Garner, however, hired a lawyer and decided to stand trial in Mobile municipal court. Judge John Coleman convicted him on all counts last month. The magnitude of his fines, court costs, and community service has not yet been settled.
But the opinions of Garner and the several witnesses he had ready to testify are settled. Garner admits, "I'm not the best kid on the planet, not a model citizen." Yet he refuses to believe that he deserved what happened to him in Bienville Square or in court.
Garner thinks the judge regarded him as guilty before the trial began. So the judge didn't call to the stand every witnesses who came to swear that Garner hadn't resisted arrest; rather, the police had attacked him. Blane Roberts says "the judge wouldn't let us talk." Another recalls judge Coleman remarking, "Let's get this one over with. I know what I want for lunch." And he accepted the word of the two cops who testified, although Garner and his pals all say the officers lied about what occurred in the square on Joe Cain Day. They even denied the use of any foul language.
This experience makes these young people express degrees of disapproval of the police and the court ranging from dismay to disgust, to fear, to fury, and onward toward hatred, with occasional references to a "police state." Also sarcasm.
Jason Flack confesses -- without apparent regret: Exiting the courtroom as the twisted trial ended, he passed near the policeman who had been Garner's chief tormentor in the square and witness against him in court. "Lies," Flack whispered, just loud enough for the cop to hear. "I was hoping to cause somebody to lose some sleep," he admits, without directly calling the man a liar. The cop grabbed him by the arm and hauled him back to the judge. Flack didn't deny uttering "lies." Judge Coleman pronounced him in contempt of court and sentenced him to five days cleaning up at the stables of the police department's mounted unit. So far, Flack has dodged this duty, thanks to the intercession of an older acquaintance who has a friendly connection with the judge. But Flack swears that if this chore had befallen him, "I intended to spell LIES in a big pile of horse sh*t."
Less amusing is the report by another supporter of Garner. Near the end of the trial the whole group assembled in front of the judge for a scolding about their disrespect of the law and the police. This teen stood farthest to one side, from where he could see part of the area behind the judge's bench. He says a cop with "buzz cut" hair stepped through a door and stopped before reaching a point where the judge would see him.
He pulled out a blade somewhat larger than an ordinary pocketknife and pointed it toward Garner and company. Then he lifted it to his throat and drew it sideways in a slicing gesture. Once more he pointed it toward Garner, then put it away. He did this with a quiet, smirking sort of laugh, the young citizen asserts. A few people nearby -- maybe lawyers or court personnel -- also snickered, he says.
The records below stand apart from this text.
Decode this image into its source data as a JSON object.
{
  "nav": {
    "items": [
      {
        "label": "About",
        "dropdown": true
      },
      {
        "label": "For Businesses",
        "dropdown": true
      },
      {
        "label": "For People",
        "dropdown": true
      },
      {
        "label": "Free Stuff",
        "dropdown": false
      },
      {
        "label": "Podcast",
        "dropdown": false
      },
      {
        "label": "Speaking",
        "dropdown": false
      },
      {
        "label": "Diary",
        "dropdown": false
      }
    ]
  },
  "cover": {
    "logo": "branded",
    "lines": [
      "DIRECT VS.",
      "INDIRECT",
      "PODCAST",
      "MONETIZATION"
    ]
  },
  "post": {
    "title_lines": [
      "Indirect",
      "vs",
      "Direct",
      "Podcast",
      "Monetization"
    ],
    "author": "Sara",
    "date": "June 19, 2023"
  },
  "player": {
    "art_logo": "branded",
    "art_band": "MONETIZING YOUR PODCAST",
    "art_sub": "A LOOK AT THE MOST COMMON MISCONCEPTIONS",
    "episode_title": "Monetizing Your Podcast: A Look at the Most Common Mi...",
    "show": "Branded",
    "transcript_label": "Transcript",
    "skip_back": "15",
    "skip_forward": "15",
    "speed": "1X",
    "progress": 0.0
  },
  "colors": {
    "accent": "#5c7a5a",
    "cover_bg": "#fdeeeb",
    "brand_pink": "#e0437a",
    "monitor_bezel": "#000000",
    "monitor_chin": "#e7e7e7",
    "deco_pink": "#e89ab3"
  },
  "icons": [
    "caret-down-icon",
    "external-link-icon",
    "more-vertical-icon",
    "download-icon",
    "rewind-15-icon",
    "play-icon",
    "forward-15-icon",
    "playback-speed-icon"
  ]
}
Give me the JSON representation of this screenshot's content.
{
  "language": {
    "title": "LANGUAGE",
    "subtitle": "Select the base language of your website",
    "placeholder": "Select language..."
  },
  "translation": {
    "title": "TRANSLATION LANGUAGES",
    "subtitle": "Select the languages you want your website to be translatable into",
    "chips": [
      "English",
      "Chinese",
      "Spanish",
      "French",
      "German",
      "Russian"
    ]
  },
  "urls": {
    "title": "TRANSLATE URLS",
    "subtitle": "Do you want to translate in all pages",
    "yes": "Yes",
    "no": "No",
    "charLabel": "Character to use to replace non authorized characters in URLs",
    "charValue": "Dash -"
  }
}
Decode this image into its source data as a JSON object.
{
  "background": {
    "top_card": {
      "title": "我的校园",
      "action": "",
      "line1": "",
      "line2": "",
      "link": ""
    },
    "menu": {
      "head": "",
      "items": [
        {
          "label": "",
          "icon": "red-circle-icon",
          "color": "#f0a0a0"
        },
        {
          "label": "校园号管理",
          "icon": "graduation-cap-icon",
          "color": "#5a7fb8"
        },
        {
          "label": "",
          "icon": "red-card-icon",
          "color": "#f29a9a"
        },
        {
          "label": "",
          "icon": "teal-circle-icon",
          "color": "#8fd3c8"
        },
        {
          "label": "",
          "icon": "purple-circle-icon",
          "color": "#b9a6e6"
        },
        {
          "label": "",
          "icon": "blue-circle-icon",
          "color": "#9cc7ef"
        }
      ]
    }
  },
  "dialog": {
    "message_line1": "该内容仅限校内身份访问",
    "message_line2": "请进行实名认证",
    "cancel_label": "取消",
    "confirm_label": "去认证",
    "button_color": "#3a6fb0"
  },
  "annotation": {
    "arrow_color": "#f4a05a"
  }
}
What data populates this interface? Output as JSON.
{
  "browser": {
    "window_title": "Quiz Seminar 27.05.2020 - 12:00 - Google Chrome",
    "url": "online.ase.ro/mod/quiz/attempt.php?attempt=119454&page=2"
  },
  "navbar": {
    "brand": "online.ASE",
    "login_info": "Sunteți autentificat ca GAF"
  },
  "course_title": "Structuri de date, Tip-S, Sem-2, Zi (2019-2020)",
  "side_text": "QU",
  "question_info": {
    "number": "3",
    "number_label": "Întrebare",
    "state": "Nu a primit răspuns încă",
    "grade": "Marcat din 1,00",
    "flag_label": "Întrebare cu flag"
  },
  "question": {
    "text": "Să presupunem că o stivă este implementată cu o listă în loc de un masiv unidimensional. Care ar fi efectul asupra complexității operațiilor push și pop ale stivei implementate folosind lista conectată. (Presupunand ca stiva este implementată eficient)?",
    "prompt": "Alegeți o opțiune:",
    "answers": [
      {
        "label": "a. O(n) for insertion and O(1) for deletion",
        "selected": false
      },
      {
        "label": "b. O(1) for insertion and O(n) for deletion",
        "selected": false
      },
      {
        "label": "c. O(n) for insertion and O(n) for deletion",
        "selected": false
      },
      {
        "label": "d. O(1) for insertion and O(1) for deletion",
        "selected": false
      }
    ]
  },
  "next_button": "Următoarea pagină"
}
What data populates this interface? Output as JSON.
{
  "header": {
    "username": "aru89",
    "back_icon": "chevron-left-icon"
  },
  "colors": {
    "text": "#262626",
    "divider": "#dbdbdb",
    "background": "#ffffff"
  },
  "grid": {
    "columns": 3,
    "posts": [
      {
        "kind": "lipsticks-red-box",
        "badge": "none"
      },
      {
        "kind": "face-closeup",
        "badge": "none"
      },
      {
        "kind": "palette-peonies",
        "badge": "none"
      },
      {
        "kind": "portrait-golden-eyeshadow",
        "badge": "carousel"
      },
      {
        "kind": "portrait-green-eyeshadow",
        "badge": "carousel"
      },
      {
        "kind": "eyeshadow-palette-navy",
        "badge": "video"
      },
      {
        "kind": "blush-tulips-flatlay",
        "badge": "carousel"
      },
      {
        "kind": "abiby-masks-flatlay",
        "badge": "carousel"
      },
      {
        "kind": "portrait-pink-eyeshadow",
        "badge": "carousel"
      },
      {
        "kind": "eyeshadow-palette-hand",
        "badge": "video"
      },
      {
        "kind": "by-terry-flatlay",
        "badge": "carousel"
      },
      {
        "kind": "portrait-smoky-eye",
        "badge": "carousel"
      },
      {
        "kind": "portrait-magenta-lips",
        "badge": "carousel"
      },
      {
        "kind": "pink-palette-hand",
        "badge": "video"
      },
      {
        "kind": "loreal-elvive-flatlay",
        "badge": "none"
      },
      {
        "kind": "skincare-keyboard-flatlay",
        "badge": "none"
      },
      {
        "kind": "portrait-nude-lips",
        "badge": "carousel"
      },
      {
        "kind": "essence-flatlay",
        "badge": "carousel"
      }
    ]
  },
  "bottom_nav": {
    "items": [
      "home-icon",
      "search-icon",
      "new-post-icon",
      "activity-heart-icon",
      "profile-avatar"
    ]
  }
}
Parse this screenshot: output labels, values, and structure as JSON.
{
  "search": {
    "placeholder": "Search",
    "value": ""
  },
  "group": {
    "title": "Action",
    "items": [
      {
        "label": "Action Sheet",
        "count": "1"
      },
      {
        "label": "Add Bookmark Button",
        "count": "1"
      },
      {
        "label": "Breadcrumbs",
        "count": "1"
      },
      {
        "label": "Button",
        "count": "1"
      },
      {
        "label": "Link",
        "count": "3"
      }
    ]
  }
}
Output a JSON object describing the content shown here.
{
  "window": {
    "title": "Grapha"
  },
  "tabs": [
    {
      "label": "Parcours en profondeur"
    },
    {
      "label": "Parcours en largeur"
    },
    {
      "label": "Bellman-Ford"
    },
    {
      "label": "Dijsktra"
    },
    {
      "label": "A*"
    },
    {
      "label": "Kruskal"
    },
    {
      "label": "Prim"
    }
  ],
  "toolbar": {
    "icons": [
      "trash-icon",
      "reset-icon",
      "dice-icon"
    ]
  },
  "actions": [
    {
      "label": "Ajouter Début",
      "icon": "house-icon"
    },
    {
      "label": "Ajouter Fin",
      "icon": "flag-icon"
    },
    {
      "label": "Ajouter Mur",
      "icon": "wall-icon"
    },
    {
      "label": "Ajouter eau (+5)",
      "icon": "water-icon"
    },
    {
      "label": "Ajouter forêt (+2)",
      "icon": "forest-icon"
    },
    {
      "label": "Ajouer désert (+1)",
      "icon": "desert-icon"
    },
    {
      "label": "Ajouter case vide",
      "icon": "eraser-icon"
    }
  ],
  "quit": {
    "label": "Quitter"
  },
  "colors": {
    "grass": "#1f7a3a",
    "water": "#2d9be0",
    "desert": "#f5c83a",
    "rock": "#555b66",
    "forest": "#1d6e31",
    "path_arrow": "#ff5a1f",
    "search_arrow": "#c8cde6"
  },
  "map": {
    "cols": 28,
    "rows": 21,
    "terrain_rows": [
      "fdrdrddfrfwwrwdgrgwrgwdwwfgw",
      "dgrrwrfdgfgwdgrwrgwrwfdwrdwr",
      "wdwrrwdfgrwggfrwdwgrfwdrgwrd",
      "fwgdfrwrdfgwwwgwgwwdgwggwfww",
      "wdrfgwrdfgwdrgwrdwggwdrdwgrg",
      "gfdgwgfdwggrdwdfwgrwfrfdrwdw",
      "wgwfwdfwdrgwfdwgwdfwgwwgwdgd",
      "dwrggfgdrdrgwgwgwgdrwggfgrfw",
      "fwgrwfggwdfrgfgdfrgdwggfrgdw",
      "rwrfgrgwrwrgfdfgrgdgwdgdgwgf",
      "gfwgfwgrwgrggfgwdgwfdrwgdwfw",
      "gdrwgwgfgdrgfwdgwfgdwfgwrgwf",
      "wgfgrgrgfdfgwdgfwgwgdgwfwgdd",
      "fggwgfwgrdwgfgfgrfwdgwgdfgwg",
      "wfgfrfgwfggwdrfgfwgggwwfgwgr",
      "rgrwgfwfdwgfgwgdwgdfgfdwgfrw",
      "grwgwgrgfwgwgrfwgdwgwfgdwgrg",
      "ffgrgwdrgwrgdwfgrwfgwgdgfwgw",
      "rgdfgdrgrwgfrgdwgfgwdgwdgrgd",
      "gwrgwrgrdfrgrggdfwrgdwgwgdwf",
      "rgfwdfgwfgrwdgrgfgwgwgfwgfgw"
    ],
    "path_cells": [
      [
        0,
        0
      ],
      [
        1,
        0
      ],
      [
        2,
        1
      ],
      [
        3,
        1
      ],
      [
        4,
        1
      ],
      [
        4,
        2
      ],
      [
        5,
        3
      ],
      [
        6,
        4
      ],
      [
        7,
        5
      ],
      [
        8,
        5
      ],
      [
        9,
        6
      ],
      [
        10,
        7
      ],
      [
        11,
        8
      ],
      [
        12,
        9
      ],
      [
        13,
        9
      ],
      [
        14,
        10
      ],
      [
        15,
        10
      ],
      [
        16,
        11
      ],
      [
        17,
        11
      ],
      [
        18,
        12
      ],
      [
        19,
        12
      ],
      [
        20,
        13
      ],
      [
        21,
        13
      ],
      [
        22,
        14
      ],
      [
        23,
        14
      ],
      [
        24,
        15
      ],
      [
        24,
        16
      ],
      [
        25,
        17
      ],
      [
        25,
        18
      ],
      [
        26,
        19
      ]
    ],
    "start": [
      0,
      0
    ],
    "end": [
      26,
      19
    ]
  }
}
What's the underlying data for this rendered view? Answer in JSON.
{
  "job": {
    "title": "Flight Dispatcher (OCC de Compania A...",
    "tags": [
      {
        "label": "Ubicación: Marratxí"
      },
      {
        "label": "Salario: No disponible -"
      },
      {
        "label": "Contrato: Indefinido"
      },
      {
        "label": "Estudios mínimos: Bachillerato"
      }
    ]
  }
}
Garner and the others didn't see this mini-drama. They were focused in amazement on the judge's lecture. But they soon heard about the knife scene from the one who did see it, and they believe him. That helps explain why some statements quoted in this article have no names attached.
(The Harbinger invited both the Mobile police department and judge Coleman to tell their versions of these events for inclusion in this story, but neither had responded by press time.)